MONDELLO: The audience finds him real all right. He's a knockout, and he gets knocked out by a drunk at the bar...

(SOUNDBITE OF FILM, "VIVA")

MONDELLO: ...A drunk he is horrified to learn is his father just released from jail and coming back to live with him in the family apartment that they both have claims on. Complications ensue and a power struggle in the household, a struggle that gains complexity from a cleverly meta bit of casting.

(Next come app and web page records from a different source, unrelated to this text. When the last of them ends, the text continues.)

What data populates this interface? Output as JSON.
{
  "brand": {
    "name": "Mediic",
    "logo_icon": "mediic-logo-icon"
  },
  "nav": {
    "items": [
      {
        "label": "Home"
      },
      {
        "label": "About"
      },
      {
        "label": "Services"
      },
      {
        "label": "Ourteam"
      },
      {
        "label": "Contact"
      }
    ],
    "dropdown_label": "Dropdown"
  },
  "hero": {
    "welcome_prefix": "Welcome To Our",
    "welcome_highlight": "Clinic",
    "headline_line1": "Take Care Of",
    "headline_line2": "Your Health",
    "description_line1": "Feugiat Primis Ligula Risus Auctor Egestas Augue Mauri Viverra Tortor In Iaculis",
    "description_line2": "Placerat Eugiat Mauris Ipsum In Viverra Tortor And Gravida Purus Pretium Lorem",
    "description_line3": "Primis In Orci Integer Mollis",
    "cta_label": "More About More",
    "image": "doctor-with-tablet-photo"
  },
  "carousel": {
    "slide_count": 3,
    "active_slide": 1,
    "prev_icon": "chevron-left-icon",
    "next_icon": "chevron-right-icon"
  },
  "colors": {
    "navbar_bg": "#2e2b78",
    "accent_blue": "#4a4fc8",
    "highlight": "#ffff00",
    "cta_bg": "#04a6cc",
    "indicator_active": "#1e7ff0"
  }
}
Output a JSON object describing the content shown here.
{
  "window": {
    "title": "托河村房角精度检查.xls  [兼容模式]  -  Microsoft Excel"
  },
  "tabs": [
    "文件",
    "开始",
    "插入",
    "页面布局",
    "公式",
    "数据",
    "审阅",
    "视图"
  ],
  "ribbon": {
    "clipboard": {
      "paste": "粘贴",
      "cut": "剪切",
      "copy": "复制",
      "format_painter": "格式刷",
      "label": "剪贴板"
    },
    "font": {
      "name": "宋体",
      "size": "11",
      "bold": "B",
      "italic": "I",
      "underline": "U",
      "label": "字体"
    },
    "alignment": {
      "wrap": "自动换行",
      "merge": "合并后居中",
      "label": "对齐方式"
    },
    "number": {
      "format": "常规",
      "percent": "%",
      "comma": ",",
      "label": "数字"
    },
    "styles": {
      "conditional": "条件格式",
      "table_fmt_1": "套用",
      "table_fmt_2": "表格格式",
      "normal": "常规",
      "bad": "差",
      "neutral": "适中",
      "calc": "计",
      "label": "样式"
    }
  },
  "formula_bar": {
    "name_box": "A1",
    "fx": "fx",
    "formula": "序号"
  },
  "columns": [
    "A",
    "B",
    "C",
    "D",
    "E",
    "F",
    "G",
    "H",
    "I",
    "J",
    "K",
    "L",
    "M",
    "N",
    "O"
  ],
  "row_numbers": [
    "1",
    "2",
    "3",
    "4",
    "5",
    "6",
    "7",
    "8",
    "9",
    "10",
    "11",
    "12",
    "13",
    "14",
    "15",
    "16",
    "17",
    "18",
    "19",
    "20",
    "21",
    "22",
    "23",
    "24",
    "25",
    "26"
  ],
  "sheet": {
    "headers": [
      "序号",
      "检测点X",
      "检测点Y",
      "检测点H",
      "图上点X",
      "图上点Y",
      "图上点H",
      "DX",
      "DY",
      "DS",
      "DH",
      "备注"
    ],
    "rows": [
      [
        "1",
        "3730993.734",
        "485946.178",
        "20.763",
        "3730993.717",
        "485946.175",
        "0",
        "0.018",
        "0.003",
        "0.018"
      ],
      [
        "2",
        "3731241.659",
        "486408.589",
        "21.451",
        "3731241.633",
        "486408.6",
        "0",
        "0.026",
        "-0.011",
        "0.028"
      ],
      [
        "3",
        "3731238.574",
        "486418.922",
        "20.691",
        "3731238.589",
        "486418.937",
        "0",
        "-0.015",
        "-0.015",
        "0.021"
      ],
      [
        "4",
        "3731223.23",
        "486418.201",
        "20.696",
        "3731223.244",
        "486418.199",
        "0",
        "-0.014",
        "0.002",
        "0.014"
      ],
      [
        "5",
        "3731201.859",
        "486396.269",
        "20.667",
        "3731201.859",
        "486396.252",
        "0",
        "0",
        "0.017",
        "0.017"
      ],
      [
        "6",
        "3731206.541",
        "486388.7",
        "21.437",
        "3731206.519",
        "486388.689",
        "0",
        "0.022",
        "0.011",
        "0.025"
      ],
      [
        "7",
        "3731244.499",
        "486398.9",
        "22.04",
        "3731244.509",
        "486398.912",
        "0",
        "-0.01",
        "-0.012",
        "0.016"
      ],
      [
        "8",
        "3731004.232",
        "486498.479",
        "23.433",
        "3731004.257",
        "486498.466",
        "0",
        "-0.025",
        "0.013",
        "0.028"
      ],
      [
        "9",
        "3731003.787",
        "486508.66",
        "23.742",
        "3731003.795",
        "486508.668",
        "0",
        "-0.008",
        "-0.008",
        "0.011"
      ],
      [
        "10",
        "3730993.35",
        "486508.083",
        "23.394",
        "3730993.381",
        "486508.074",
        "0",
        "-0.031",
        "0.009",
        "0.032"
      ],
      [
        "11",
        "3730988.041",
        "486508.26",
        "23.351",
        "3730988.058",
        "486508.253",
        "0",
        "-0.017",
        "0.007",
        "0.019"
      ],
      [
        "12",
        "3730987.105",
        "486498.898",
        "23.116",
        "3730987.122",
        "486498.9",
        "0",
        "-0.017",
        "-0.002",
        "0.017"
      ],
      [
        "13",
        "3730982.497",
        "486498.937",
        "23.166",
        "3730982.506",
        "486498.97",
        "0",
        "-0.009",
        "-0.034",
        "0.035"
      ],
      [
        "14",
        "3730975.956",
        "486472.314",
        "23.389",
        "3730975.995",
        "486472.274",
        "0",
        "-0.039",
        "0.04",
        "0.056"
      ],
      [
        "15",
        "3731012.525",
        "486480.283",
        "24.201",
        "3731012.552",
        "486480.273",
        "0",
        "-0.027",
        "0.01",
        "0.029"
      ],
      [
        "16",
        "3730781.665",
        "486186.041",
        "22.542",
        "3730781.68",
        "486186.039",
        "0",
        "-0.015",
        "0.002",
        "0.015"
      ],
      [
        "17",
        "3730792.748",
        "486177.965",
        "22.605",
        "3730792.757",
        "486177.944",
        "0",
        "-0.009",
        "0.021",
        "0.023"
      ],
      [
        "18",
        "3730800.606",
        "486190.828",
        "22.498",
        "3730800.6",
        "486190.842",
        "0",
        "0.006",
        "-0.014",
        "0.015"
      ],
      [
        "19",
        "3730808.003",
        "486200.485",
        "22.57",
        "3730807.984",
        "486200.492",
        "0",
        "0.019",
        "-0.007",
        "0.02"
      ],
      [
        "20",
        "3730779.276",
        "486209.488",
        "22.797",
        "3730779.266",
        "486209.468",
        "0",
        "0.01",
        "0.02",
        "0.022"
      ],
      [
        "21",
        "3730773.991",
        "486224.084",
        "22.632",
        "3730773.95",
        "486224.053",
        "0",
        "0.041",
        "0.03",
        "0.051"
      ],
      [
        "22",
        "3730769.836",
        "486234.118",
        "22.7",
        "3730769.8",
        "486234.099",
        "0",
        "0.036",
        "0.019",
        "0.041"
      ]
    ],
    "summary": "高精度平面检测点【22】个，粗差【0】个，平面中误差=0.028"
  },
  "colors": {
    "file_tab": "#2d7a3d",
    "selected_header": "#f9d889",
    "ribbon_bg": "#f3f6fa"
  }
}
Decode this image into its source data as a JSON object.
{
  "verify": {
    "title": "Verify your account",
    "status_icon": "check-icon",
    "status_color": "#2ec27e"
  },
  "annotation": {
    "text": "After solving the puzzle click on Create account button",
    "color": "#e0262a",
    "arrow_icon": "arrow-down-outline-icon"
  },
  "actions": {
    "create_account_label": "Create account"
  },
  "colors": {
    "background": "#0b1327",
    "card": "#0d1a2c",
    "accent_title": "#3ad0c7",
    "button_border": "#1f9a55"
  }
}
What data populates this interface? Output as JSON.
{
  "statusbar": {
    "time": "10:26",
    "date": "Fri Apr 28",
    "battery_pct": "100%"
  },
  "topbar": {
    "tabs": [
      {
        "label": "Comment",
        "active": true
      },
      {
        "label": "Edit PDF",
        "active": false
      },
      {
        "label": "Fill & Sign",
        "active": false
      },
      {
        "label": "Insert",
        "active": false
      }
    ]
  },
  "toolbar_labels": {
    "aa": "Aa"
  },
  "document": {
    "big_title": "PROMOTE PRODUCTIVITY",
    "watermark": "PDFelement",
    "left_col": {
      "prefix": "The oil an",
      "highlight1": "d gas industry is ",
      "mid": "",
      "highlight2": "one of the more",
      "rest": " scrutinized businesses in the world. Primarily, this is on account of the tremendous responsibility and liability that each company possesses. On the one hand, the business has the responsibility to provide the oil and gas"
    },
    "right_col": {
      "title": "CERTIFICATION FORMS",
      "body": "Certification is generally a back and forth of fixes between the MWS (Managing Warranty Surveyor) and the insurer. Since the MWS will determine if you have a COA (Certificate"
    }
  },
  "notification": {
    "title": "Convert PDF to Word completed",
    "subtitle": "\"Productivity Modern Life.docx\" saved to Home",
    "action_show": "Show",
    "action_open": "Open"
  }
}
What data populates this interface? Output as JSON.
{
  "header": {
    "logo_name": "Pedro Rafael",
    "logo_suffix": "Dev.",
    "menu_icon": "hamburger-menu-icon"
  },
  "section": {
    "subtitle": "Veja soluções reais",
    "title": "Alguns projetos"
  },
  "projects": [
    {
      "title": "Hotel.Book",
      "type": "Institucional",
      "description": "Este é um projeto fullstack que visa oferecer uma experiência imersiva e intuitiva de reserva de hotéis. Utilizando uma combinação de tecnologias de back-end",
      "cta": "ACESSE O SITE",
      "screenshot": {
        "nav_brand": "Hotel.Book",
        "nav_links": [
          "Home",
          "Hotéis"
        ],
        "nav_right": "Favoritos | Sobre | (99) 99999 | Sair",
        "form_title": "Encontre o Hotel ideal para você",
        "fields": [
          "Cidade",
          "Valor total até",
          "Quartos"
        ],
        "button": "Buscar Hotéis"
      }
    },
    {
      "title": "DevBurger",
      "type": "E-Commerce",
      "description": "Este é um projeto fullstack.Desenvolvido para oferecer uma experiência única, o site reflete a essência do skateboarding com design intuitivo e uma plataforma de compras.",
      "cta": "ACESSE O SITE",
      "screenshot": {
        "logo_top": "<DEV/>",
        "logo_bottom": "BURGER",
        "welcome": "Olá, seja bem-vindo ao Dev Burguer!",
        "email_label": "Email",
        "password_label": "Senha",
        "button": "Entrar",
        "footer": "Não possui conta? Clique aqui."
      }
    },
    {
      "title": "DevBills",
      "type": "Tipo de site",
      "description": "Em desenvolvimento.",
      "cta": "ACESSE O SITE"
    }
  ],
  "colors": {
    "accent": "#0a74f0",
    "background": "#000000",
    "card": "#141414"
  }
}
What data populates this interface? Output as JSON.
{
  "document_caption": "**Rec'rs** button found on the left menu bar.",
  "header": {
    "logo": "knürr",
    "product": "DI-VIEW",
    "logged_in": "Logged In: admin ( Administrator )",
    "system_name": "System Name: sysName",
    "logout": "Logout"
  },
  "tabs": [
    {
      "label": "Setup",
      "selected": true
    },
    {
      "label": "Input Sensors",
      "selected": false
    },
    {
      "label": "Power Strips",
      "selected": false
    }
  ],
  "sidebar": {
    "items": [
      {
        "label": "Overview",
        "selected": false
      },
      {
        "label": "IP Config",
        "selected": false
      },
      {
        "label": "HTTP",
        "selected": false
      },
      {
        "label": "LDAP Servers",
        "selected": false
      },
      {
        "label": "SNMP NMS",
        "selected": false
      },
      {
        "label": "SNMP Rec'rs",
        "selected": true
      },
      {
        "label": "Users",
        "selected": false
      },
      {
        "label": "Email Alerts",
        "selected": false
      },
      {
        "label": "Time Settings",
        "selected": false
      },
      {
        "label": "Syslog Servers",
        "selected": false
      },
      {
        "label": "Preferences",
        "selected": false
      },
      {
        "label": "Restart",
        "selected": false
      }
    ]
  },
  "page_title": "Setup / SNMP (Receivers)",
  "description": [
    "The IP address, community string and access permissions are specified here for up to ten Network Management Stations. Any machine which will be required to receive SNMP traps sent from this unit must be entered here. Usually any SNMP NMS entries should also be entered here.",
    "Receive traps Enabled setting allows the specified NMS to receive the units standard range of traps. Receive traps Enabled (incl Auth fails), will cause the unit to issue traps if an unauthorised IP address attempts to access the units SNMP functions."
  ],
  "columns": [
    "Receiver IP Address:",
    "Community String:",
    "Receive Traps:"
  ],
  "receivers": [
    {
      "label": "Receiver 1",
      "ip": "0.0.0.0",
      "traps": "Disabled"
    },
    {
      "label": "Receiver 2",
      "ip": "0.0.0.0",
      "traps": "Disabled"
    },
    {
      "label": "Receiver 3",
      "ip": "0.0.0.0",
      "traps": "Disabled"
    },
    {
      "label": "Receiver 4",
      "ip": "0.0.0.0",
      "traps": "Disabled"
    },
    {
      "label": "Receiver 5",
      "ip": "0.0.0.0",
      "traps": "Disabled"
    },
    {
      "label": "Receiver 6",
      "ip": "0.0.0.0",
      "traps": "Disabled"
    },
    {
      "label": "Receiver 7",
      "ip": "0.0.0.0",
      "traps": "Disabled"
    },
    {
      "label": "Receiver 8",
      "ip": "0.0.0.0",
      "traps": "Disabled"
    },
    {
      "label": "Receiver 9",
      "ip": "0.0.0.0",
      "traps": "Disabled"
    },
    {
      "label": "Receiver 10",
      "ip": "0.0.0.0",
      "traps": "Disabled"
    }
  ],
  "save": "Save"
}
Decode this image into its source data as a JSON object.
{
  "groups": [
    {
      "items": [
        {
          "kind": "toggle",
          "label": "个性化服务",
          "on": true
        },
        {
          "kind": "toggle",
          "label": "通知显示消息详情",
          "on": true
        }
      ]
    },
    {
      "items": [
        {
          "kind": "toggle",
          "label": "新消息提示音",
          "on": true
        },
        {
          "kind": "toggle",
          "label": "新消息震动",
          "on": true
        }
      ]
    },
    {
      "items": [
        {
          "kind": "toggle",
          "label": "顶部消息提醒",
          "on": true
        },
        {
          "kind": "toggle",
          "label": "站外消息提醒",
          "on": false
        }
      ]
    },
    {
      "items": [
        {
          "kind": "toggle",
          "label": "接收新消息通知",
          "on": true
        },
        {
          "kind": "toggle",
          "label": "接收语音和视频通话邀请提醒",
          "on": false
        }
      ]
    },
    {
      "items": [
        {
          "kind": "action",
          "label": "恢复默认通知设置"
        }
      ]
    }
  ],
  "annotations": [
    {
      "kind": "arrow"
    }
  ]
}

Filmmaker Paddy Brannoch has placed newcomer Hector Medina as Jesus opposite one of Cuba's most celebrated actors, Jorge Perugorria, as his homophobic father. That's an intriguing bit of role-reversal since Perugorria became celebrated two decades ago by making his own debut as the gay lead in "Fresa Y Chocolate," "Strawberry And Chocolate," the Oscar-nominated film that is probably Cuba's best-known.

The two actors are well-paired here in the story that's perhaps over familiar - all about identity and family - but that benefits enormously from its setting - the cobbled streets of Old Havana where the colorful hues of antique cars and crumbling storefronts brighten the grittier world they inhabit, much as Jesus wants to brighten the world around him as Viva. I'm Bob Mondello.

Copyright © 2016 NPR. All rights reserved. Visit our website terms of use and permissions pages at www.npr.org for further information.

NPR transcripts are created on a rush deadline by Verb8tm, Inc., an NPR contractor, and produced using a proprietary transcription process developed with NPR. This text may not be in its final form and may be updated or revised in the future. Accuracy and availability may vary. The authoritative record of NPR’s programming is the audio record.